128 N.J.L.J. 2
May 2, 1991
Conflict of Interest- County Counsel
Representing Private Client, With
Which the County has a Contractual
Relationship, in Unrelated Litigation
A County Counsel poses two inquiries to this Committee,
seeking advice as to whether what he and his firm propose to do
in futuro is ethically proper. Specifically, the Inquirer asks:
(1) Assume a County Counsel represented the County in a contract negotiation through completion and execution by both parties with a waste disposal corporation and, thereafter, about one year later, with notice to the appropriate county official, represented the corporation in a litigation in a neighboring county against an out of county third party, the matter being unrelated to the County or the contract. Upon completion of that litigation representation, can the County Counsel represent the County on further matter directly related to its contract with the corporation?
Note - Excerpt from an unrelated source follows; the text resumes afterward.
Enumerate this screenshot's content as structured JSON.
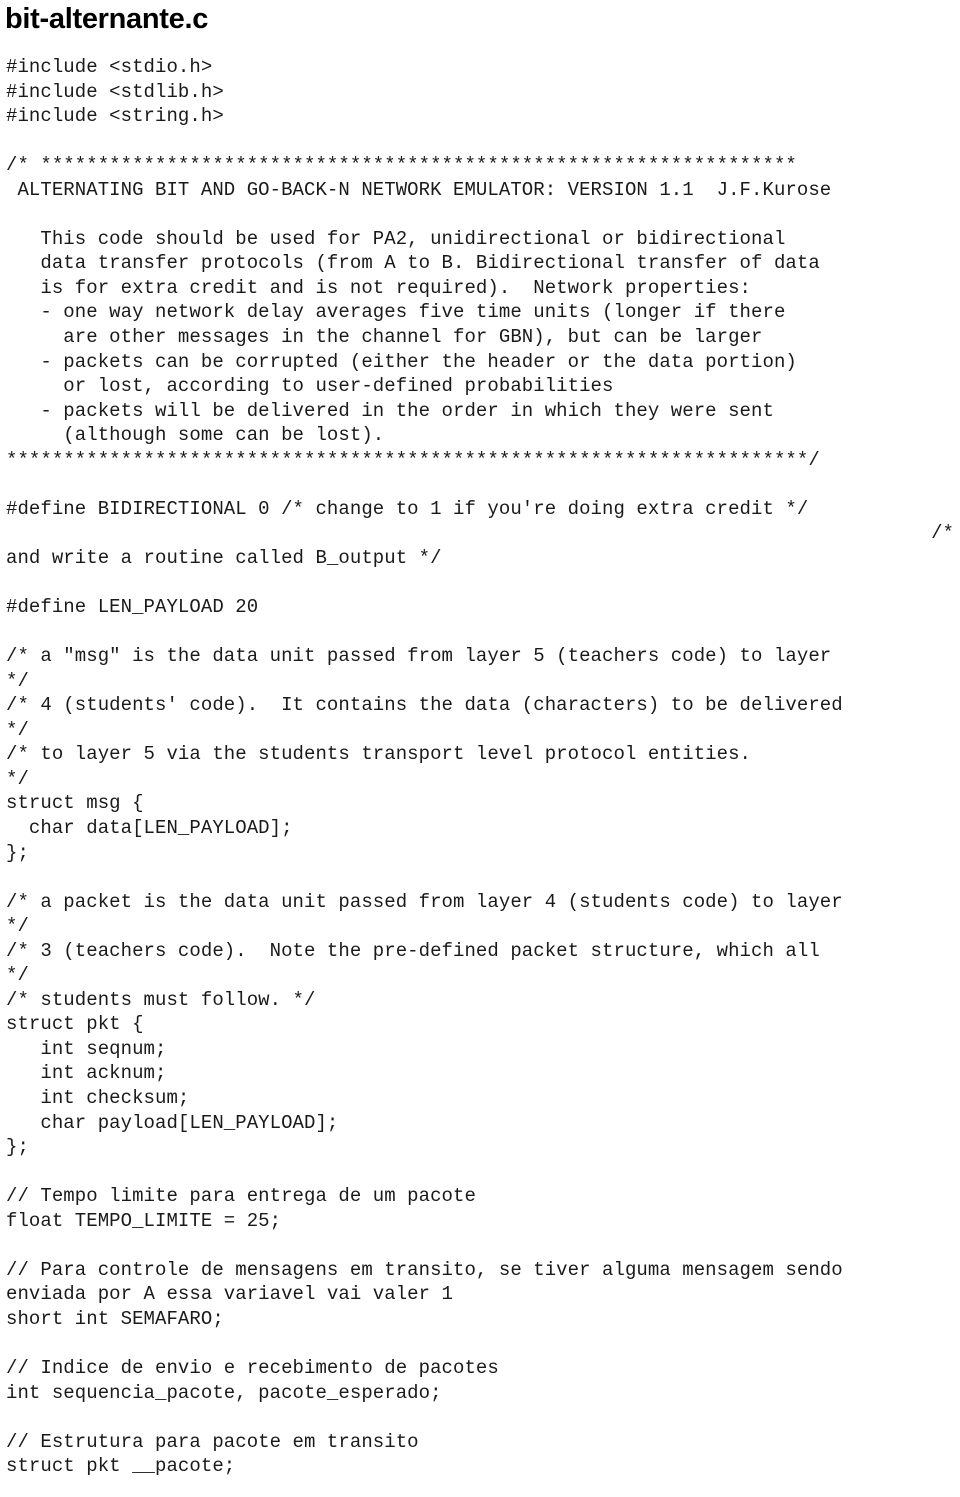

(2) Assume that within the period of limited litigation representation of the corporation, matters arose during efforts to develop an interdistrict waste disposal agreement with a second county which made it necessary to obtain information and positions that would be taken by the waste disposal corporation related to the use of out of county facilities under the interdistrict agreement. Would it be appropriate and permissible for the County Counsel to participate in those inquiries and discussions in order to enable him and his Deputy to work out necessary terms and particulars for the interdistrict agreement? Would it further be appropriate for the County Counsel, after the interdistrict agreement had been entered into and guaranteed minimum waste flow established, to assist the attorney for and operator of the DEP-authorized transfer station, through which the County's waste was directed to flow, to obtain relief from its monthly minimum delivery requirements at the same waste disposal corporation in order to make certain the minimum flow deliveries under the interdistrict waste agreement could be met thereby protecting the County from facing the obligation of having to pay many hundreds of thousands of dollars for waste not delivered under the terms of its minimum flow agreement?
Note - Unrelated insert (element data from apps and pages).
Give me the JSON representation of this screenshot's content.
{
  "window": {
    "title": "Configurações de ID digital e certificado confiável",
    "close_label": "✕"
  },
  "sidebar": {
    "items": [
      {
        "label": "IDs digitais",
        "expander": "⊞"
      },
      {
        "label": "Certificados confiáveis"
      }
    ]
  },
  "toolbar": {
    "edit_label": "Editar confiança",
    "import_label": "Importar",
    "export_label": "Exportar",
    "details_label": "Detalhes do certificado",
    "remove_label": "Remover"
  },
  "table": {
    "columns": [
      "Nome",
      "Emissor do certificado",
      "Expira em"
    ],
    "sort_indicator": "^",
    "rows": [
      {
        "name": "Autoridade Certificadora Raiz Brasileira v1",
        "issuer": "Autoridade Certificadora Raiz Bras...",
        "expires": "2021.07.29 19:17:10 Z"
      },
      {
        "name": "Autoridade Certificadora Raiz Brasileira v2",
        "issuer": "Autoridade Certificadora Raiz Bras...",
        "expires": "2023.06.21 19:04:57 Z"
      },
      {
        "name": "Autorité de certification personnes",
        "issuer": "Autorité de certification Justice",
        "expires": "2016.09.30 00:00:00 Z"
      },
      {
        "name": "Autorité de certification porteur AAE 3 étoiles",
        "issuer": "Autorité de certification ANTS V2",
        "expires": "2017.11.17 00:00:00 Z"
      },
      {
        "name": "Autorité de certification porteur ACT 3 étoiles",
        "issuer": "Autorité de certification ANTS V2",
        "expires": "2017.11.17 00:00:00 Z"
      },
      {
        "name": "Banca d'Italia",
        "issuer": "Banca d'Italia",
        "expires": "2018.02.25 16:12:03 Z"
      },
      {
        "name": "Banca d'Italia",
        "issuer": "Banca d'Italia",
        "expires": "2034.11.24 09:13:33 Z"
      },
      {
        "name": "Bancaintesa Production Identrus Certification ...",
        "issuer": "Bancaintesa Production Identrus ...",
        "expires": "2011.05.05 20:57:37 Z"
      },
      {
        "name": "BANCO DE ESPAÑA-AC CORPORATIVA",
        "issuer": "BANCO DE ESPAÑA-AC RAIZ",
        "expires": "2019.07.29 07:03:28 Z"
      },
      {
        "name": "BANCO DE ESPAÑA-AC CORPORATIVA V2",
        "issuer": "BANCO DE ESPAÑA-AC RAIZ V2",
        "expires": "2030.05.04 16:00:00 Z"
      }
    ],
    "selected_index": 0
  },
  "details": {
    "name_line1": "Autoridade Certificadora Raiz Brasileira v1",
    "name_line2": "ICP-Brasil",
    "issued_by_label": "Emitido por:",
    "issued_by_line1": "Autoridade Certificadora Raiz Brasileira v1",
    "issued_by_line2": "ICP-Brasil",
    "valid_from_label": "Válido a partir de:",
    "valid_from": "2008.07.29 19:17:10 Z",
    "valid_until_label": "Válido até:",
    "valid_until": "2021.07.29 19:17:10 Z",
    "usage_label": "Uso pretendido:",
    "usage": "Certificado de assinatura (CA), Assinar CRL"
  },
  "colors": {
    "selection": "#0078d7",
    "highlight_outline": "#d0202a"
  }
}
No rule or case yet defines the scope of this Committee's jurisdiction. The only written restriction is that the Advisory Committee on Professional Ethics "shall not consider an inquiry involving a pending action where its opinion might affect the interest of the parties, and it may decline to accept any inquiry without stating its reasons therefor." R. 1:19-2. This Committee was established in 1963 and over the course of its existence has come to define its jurisdiction to include, among other topics, inquiries about projected future conduct. Cases on which it gives guidance range from inquiries clearly covered by previous advisory opinions to novel inquiries not covered by existing advisory opinions. A common thread runs through all these cases, though: the Committee does not render opinions regarding completed conduct or present conduct for which the inquirer is being challenged.See footnote 1 1 The reason for this is simple: completed or present conduct may subject an inquirer to possible disciplinary sanctions, while projected conduct does not and cannot, until it has been embarked upon. Disciplinary sanctions are within the province of the Office of Attorney Ethics through its constituent District Ethics Committees and the Disciplinary Review Board under R. 1:20.
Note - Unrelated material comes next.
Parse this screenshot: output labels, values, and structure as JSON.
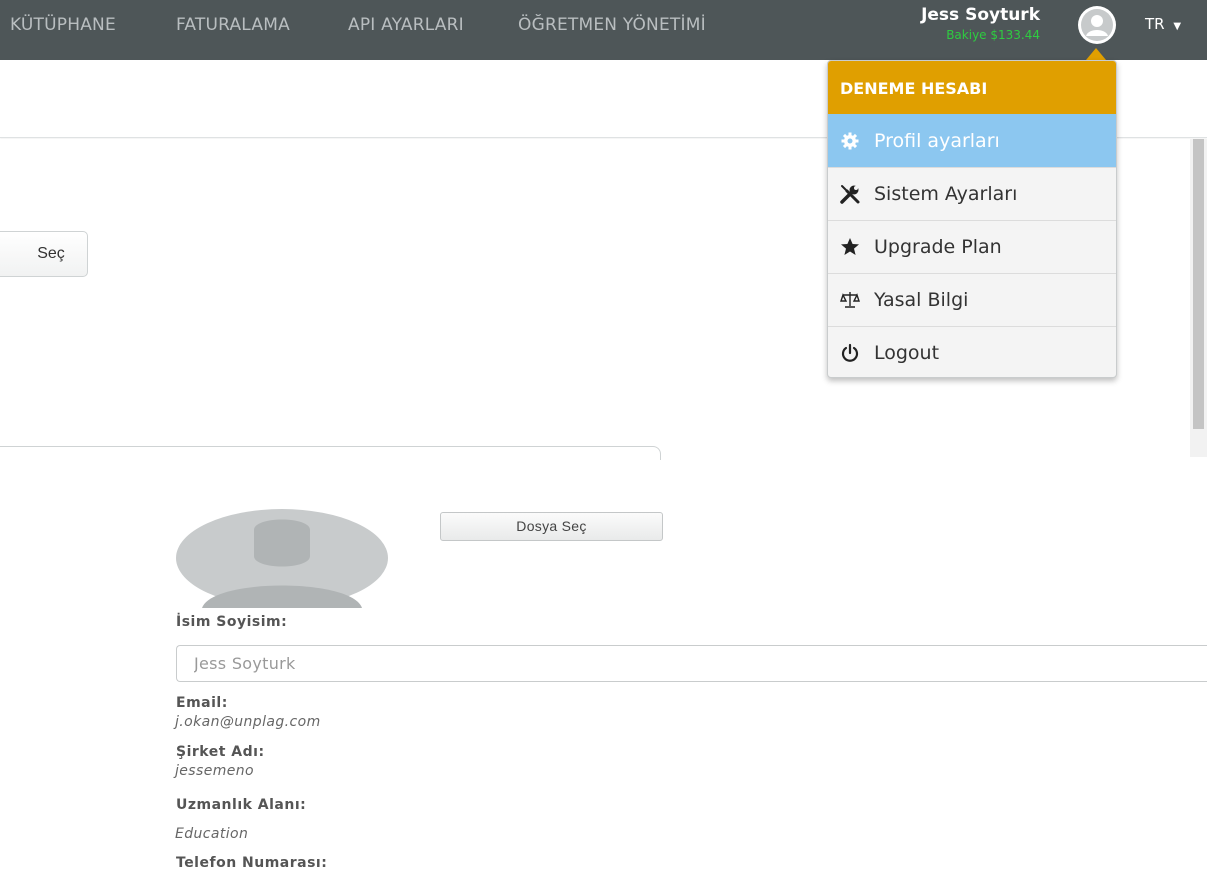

In support of his inquiries, the County Counsel does not recite hypothetical facts giving rise to his dilemma, but rather, recites a series of alleged facts which date back over a three-year period. Since these facts are actual, not hypothetical, anybody faced with an inquiry about them must first ascertain whether the facts as stated are both accurate and complete. Such an assessment is not within the purview of this Committee, but rather, falls within the jurisdiction of either the Office of Attorney Ethics or the District Ethics Committee, both of which have fact-finding capabilities and are given the appropriate investigative tools, such as the power of subpoena, to assess, weigh and find facts and to consider whether completed conduct, as opposed to contemplated conduct, is violative of the Rules of Professional Conduct. See, in general, R. 1:20. While this Committee may conduct hearings in its discretion under R. 1:19-4, this subsection has been invoked but rarely, and then only to secure the views of various interests on a particular issue, not to make findings of fact. Because an inquirer must certify that the inquiry does not involve a pending action, the negative implication is that this Committee does not have jurisdiction over a second category of cases, those which involve pending actions. Although this inquirer has certified that the questions here do not involve a pending case or controversy, it is clear that there is, at minimum, public controversy, although perhaps not a pending case, concerning the very matters which are the subject of the inquiries. Indeed, from the date the inquiries were made in early March, almost daily articles on the exact issues forming the factual basis of the inquiries have appeared in The Star- Ledger, The Home News and The Courier News. The controversy has also found its way into the New Jersey Law Journal. See, inter alia, 127 N.J.L.J. 730 (March 21, 1991) and 890 (April 4, 1991).See footnote 2 2 Nevertheless, the Committee leaves for the subsequent opinion a definition of "pending action," while noting that the factual controversy here further underscores the need for fact finding.See footnote 3 3 In summary, this Committee's purpose is to advise whether contemplated future conduct runs afoul of the Rules of Professional Conduct. Because the inquiries here involve the propriety of conduct already completed, they are not appropriate for disposition by this Committee.See footnote 4 4
For the reason stated, we decline jurisdiction over these two inquiries.